Hibiscus Jam

Hibiscus Jam

I discovered hibiscus tea very recently, and was surprised by its tart flavour, and its beautiful colour.

In this recipe, some of the strong concentrated liquid from seeping my iced tea recipe is turned, with a couple of additional ingredients, into jam.

There’s a (strong) debate at home about whether berries are in or berries are out (or our diet)… and for us they’re out… for now at least.

But this hibiscus jam offers the colour, tart and sweetness of traditional sugar-packed jams, minus the sugar.

You can leave the chia out, but apart from its innate beneficial qualities (fibre, Omega-3, anti-inflamatory…), the chia gives the jam a more solid and bitty consistency, as you get in berry jams. Without it you’ll end up with a smooth jelly, which I personally find a bit odd.

I’ve used agar agar to thicken the jam in replacement of the fruit’s pectin (which is a sugar), but you could use gelatin as well – refer to the pack’s instructions for quantities. I like mine quite runny, but increase the amount of agar agar if you want yours more solid.

The quantity of agar agar I used (1 tsp) gives you a definitely runny jam (see photo below). If you want yours to be so thick you can cut into it with a spoon, try using double the amount. If you’ve gone too far you can add a tiny bit of boiling water and stir vigorously to incorporate; if once it’s cooled it’s not thick enough put it back in the pot, add a bit more agar agar.

Ingredients

  • 5g of hibiscus tea leaf *
  • 250ml water *
  • 3 tbsp xylitol
  • 1 tsp agar agar
  • 3 tbsp chia seeds

Method

* If you have some hibiscus iced tea you can use 250ml this as your starting base.

If not, start by making the hibiscus tea. You can also make it by placing the leaves in boiling water from the kettle, but the method below delivers a more concentrated tea.

So, place the hibiscus leaves in a small pot, pour the cold water over them and bring it to a boil.

As soon as the water boils, lower the heat and simmer for 10min or so. Then, turn off the heat and let it cool a bit for 10min or so.

Strain the tea, saving the leaves to make hibiscus leaf sugar if you want (how-to at the bottom of this page).

Return the strained hibiscus tea back to the saucepan, add the xylitol and slowly start to bring it to a gentle simmer.
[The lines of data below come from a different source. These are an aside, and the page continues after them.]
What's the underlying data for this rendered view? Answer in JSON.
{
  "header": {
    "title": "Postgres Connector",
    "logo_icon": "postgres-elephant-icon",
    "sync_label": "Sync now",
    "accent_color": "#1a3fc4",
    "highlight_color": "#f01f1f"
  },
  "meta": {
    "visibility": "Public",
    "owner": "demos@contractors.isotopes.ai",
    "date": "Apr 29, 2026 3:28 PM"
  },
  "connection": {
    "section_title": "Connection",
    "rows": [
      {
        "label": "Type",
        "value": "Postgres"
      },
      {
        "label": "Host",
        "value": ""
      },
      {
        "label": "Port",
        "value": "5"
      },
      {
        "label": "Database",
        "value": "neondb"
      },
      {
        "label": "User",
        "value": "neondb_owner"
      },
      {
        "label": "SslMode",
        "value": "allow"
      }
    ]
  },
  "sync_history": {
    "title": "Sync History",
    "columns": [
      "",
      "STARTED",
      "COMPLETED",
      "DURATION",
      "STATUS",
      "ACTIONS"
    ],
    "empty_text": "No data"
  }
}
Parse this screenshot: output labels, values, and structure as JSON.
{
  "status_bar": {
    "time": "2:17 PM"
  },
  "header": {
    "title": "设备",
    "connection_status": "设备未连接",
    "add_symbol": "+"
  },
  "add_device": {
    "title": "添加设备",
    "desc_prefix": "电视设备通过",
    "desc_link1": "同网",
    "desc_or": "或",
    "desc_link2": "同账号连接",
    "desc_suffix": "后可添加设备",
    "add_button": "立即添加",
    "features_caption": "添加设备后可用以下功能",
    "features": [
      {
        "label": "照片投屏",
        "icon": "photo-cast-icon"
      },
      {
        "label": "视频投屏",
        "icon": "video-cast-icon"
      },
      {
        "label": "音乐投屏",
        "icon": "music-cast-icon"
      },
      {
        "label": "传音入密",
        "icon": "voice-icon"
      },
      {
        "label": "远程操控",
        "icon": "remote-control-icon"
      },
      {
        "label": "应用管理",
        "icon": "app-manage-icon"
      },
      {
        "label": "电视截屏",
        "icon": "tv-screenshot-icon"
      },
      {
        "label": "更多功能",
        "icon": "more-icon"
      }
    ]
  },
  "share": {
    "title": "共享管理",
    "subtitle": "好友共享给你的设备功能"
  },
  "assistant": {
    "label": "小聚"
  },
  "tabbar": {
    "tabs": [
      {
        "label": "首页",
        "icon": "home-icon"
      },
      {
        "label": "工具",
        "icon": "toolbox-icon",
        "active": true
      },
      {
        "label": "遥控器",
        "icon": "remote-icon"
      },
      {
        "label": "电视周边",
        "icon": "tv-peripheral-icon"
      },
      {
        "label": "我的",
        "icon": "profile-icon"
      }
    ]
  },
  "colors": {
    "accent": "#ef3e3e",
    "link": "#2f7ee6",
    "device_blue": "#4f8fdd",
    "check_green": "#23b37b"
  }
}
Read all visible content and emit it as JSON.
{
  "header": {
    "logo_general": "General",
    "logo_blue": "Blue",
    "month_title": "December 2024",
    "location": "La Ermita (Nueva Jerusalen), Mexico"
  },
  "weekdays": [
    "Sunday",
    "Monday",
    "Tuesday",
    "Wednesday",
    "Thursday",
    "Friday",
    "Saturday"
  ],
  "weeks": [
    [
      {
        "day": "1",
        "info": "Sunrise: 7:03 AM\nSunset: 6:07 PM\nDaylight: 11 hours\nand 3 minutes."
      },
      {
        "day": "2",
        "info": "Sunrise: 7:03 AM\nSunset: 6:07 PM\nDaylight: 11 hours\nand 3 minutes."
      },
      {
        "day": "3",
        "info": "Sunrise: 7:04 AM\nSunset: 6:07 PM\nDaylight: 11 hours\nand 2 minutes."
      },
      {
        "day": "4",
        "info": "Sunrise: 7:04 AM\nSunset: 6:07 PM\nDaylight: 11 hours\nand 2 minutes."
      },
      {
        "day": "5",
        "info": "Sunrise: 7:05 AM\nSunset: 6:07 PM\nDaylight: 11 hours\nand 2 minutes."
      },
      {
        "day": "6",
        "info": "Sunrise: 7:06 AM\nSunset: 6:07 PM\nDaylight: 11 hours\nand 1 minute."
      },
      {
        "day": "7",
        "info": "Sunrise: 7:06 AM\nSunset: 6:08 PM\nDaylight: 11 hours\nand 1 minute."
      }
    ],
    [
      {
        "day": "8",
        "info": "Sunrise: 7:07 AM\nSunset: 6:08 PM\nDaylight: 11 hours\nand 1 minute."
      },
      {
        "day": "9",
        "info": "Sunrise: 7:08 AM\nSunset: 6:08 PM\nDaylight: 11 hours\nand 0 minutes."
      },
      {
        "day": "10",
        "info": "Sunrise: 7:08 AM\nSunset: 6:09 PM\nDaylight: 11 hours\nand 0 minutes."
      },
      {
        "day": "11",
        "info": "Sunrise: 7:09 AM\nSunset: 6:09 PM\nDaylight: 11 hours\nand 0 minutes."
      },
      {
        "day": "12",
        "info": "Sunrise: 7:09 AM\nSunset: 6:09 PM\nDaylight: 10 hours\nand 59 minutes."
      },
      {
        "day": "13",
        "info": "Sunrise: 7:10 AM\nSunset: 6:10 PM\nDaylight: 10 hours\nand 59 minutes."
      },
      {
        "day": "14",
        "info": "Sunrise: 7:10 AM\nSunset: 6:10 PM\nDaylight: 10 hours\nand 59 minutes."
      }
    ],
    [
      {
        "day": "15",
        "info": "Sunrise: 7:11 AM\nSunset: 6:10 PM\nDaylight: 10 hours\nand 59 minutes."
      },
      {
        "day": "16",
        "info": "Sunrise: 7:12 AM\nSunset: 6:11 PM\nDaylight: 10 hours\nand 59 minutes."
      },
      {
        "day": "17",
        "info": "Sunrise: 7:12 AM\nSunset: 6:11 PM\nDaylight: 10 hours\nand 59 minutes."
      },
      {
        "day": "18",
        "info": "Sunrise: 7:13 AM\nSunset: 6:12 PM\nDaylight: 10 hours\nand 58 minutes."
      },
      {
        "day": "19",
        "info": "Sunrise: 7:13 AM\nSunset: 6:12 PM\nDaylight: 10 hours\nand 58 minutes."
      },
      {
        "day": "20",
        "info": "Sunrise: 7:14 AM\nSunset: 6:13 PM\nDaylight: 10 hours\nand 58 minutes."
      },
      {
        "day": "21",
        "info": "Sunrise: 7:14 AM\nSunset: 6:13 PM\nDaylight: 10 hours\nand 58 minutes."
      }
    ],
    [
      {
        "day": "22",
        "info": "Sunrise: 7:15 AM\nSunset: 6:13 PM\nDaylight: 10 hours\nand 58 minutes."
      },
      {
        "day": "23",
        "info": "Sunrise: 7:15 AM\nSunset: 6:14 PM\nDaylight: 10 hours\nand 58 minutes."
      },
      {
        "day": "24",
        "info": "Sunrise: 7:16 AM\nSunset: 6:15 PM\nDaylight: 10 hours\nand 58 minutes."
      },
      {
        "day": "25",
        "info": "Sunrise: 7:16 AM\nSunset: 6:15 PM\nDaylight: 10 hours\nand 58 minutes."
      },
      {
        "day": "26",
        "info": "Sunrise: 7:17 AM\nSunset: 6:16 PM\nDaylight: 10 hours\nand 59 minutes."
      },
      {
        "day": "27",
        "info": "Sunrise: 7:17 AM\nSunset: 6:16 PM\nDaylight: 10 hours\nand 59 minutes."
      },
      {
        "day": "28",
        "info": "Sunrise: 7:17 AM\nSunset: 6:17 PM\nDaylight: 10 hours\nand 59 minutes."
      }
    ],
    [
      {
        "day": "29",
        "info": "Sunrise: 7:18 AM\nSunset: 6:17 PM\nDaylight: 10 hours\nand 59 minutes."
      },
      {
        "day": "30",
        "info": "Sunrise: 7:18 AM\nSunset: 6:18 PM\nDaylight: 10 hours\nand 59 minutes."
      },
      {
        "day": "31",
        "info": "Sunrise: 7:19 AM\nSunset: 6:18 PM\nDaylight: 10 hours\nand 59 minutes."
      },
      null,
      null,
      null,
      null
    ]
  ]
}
Taste for sweetness. You want the jam to be sweet, but still keep some of the tartness from the hibiscus.

Once the sweetener has dissolved, add the agar agar, stir to dissolve, and keep a very gentle simmer for 8min or so, stirring frequently.

By now it should be very slightly thicker, but still rather liquid. Now add the chia seeds, stir well to combine, and simmer for another 5min or so.

It’s difficult to assess the consistency of this jam as it cooks, as the chia and agar settle as they cools, and the “cold plate jam test” doesn’t quite work here. My general rule of thumb is 1tsp of agar agar gives you a slightly runny jam; if you want it thicker, increase the amount.

Once it’s cooked for 5minutes pour the hot jam into a clean, sterilised jar, put the lid back on, and let cool completely.

You want to store it in the fridge and eat within a couple of weeks, unless you properly follow the sterilisation process.

It’s great spread on toast, mixed with yoghurt or kefir, and even dolloped into thumbprint cookies.

Back to Top